August 8, 2011 by Geoff Nixon
Why Our Children Can’t Read and What We Can Do About It
Diane McGuinness, Ph.D., has provided a fascinating insight into the minds, lives, and frustrations of struggling readers in this book on reading skills. Called “a scientific revolution in reading,” McGuinness weaves the woes and difficulties of struggling readers and non-readers.
Though reading comes easily for some, many children have problems reading that are not detected until third grade or later. These readers are able to use memorization and other strategies to please their parents and persuade their teachers they are decoding correctly, when in fact they are faking it, using a memorized sight word list with no phonological awareness foundation –a sight word list that inevitably cannot keep up with the enormous expansion of words required to read in 4th and 5th grade, not to mention the step up in comprehension requirements.
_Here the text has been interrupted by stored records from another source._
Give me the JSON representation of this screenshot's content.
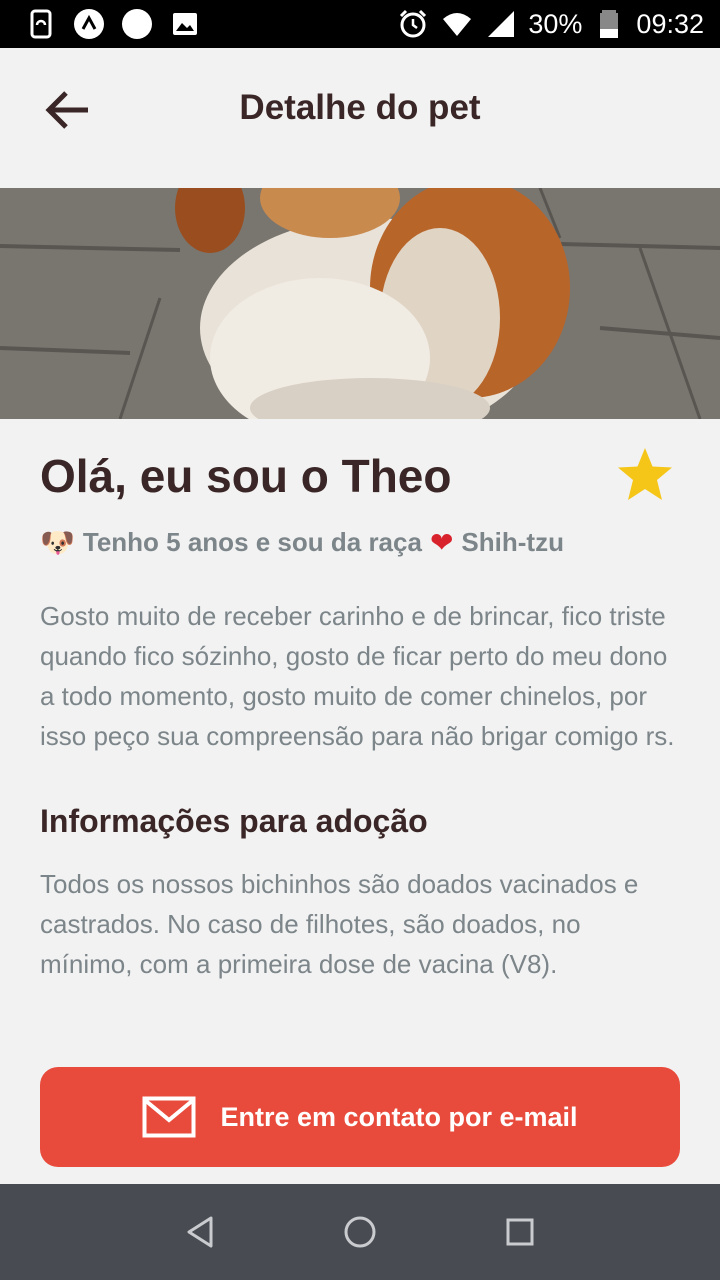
{
  "status_bar": {
    "battery": "30%",
    "time": "09:32",
    "icons": [
      "phone-sync-icon",
      "app-notification-icon",
      "circle-notification-icon",
      "image-notification-icon",
      "alarm-icon",
      "wifi-icon",
      "signal-icon",
      "battery-icon"
    ]
  },
  "header": {
    "title": "Detalhe do pet",
    "back_icon": "arrow-left-icon"
  },
  "pet": {
    "name_title": "Olá, eu sou o Theo",
    "favorite_icon": "star-icon",
    "favorite_color": "#f5c518",
    "sub_emoji": "🐶",
    "sub_text": "Tenho 5 anos e sou da raça",
    "heart_emoji": "❤",
    "breed": "Shih-tzu",
    "description": "Gosto muito de receber carinho e de brincar, fico triste quando fico sózinho, gosto de ficar perto do meu dono a todo momento, gosto muito de comer chinelos, por isso peço sua compreensão para não brigar comigo rs."
  },
  "adoption": {
    "title": "Informações para adoção",
    "text": "Todos os nossos bichinhos são doados vacinados e castrados. No caso de filhotes, são doados, no mínimo, com a primeira dose de vacina (V8)."
  },
  "cta": {
    "label": "Entre em contato por e-mail",
    "icon": "mail-icon",
    "color": "#e84b3c"
  },
  "nav": {
    "icons": [
      "back-triangle-icon",
      "home-circle-icon",
      "recents-square-icon"
    ]
  }
}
Through stories of real people, this book is an interesting true-to-life account of why children cannot read, why reading is difficult, and what cognitive brain training and teaching the code of reading can do.
It dispels myths of reading for parents, teachers, and struggling readers. The state of reading is worse than you would ever think. But it is not hopeless—struggling readers are not doomed to a fate of choppy, frustrating, difficult reading.
Knowing how to teach reading will be sure to revolutionize your thinking about your own children. Why Our Children Can’t Read and What We Can Do About It is a book we highly recommend and know you will gain more insight and “aha” moments than you ever thought possible.
Information you can glean from this book: • Why it’s hard to learn to read • The English alphabet code • The child’s mind and reading • Beginning reading right • Mastering the advanced code in reading, writing, and spelling.
Here are some extracts: “Children are wired for sound, but print is an optional accessory that must be painstakingly bolted on. This basic fact about human nature should be the starting point for any discussion of how to teach our children to read and write.”
“It is impossible that 30 percent to 60 percent of all school children have an inherent or ‘brain-based’ deficit leading to reading failure….Few of us are expert swimmers, but most of us could be with appropriate training. We certainly should be if we had spent over 3600 hours in swimming classes, which is the number of hours our third graders had spent in the classroom trying to learn to read.”
Diane McGuinness is a cognitive-developmental psychologist and Professor at the University of South Florida. She is the author of “When Children Don’t Learn” and lives in Sanibel, Florida. Her book is available here in Amazon.
Gemm Learning provides a reading program that builds essential phonological awareness skills.